January 3, 2009

I sit down on a wooden bench, looking at the large black canvas and suddenly tears fill my eyes. For several minutes I can’t stop crying, head in hands, letting it all out.  Perhaps had this been in NYC or Jerusalem somebody would have offered me a tissue (and advise), but this was London – the Tate Modern, and hundreds of people, mostly tourists like me, crowded the Mark Rothko Retrospective, politely ignoring a grown man weeping on a bench. Perfectly fine– the last thing I needed was to try and explain what was going on.  Why was I weeping? A few deep breaths later I dry my eyes and scribble quick thoughts in the margins of the catalogue, trying to identify my strong emotional reaction to Rothko’s ‘Black Form Untitled No. 11’: “gradually, life dies into death, slowly, and there are no real separations, no borders, no shades, no death, no fear. I feel like I’m inside a tomb.”
The painting, from the artists’ later years, is a large square dominating the canvas – but unlike his more colorful palettes this one is all black. There is something hypnotic about it, like a vortex, or a long corridor of open doors. What first looks like a singular black surface becomes, as soon as I pause to really see it, a meditation on darkness: deep and deeper black, blurred, bottomless boundaries.  A quote by Rothko greets visitors as they enter the exhibit hall:” If people want sacred experiences they will find them here. If they want profane experiences they will have them too. I take no sides.” I was surprised by my own reaction to the power of the art – it did feel sacred. And it felt good to cry, release some of the sadness I’ve been walking with all day, and to push my own boundaries of what’s ok or not ok to do. (I cry easily, truth be told, but real loud sobs, alone, in the middle of this big crowded gallery?)

I’ve been thinking about boundaries and borders all day – traveling from NYC back to Jerusalem – with a 24 hour stopover in London to visit family and indulge in ‘speed culture’ — ‘Babylon’ exhibit at the British Museum,  Rothko at the Tate, Turandot at the Royal Opera House.

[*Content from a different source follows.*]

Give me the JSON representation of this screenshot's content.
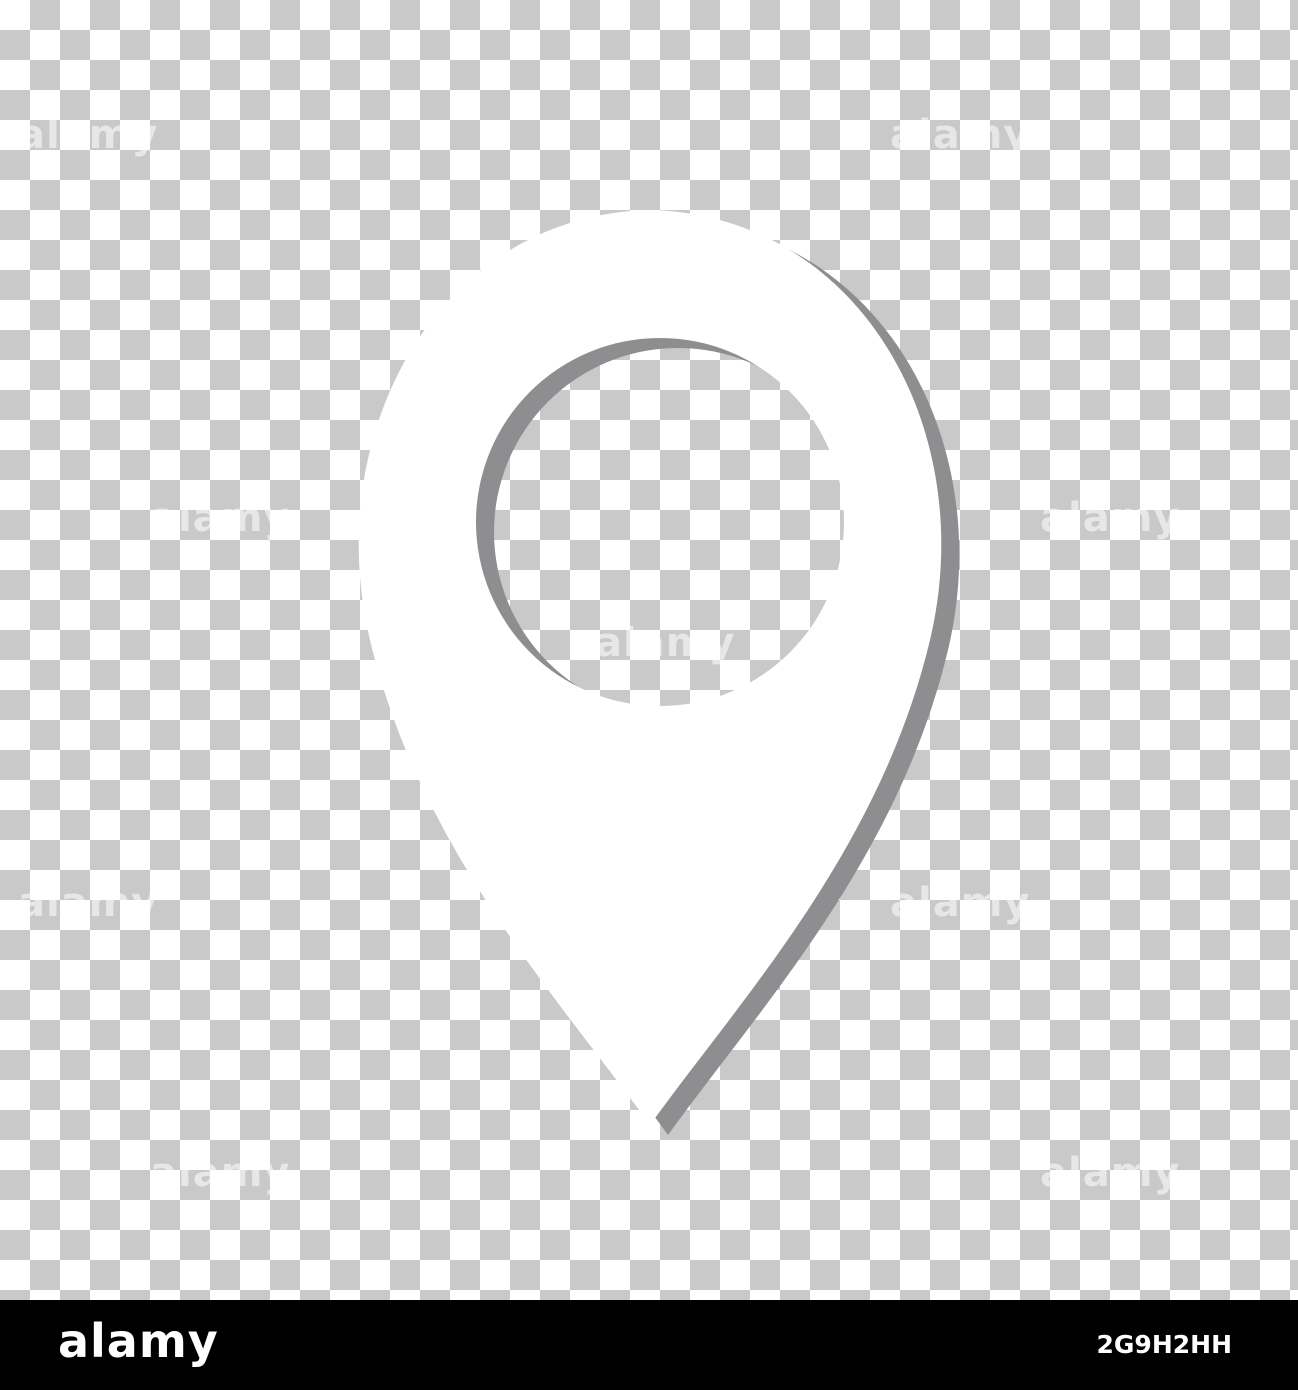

In between, walking alone along the freezing, familiar streets of London, I am in total transit: traveling between different homes, loved ones, obligations, languages, currencies, cell phone numbers – boundaries blur in ways both comforting and utterly confusing.  And, all along my walking – newspaper stands with updated bulletin boards – other borders violently dissolving: ‘Israel vows to fight to the bitter end’ is one headline, ‘Gaza Doom’ is another.  When I weep, courtesy of Rothko, it’s all of that combined: A weeping that makes no sense but helps to release the tension, if only for a moment.  But is it really helpful? What comes after weeping?

After I leave the Tate and walk along the Thames River I am reminded of another moment of weeping  – happening in this week’s Torah Tale ‘VaYigash’. The aftermath of THAT cry is of historical proportions – dissolving geographical and emotional borders, and opening tangible new possibilities for redemption and hope.
Joseph weeps– and though he has cried a few times in these Genesis chapters that describe his re-encounter with his siblings, the really big weeping erupts when he ‘comes out’ to them, revealing his true identity: Joseph’s cry is mythic – instantly reverberating throughout the land: “And he wept aloud; and the Egyptians heard, and the house of Pharaoh heard” (Genesis, 45: 2)
After the weeping come the stunned silence, and then – the gradual reconciliation, awkward words, embraces, kisses.  Then there’s the reunion between Jacob & Joseph, as the aged Patriarch and his entire household evacuate the famine stricken homeland, leaving starvation behind for the abundance of Egypt. Joseph’s weeping opens the doors to truth and forgiveness– and also to the pantry of human survival.

The borders between Israel, Gaza and Egypt are wide open again, bleeding like open wounds – and the famine is back, and is real, as is the despair and anger and great weeping. Rockets defy borders, rage denies agreements, this ongoing pain is blurring away the dream that brothers and sisters, Abraham’s children, can co exist in peace.
But if there’s anything to learn from Joseph’s surreal saga it is the reminder that everything changes, and that dreams do come true. The man who was betrayed by his own brothers will be the one to offer them life. The grief of a bereaved parent will become but a memory, and a family torn by torment once again reunited. Joseph weeps and the world is shattered, and is changed.  How much weeping, and by whom – can change the reality in the Middle East of today?

In the Tate gift shop I find a postcard of ‘Untitled No. 11’ and also a pin that says ‘Peace begins with a smile’. I smile to the cashier, wish her a peaceful and happy new year and head out to the cold, and I go home.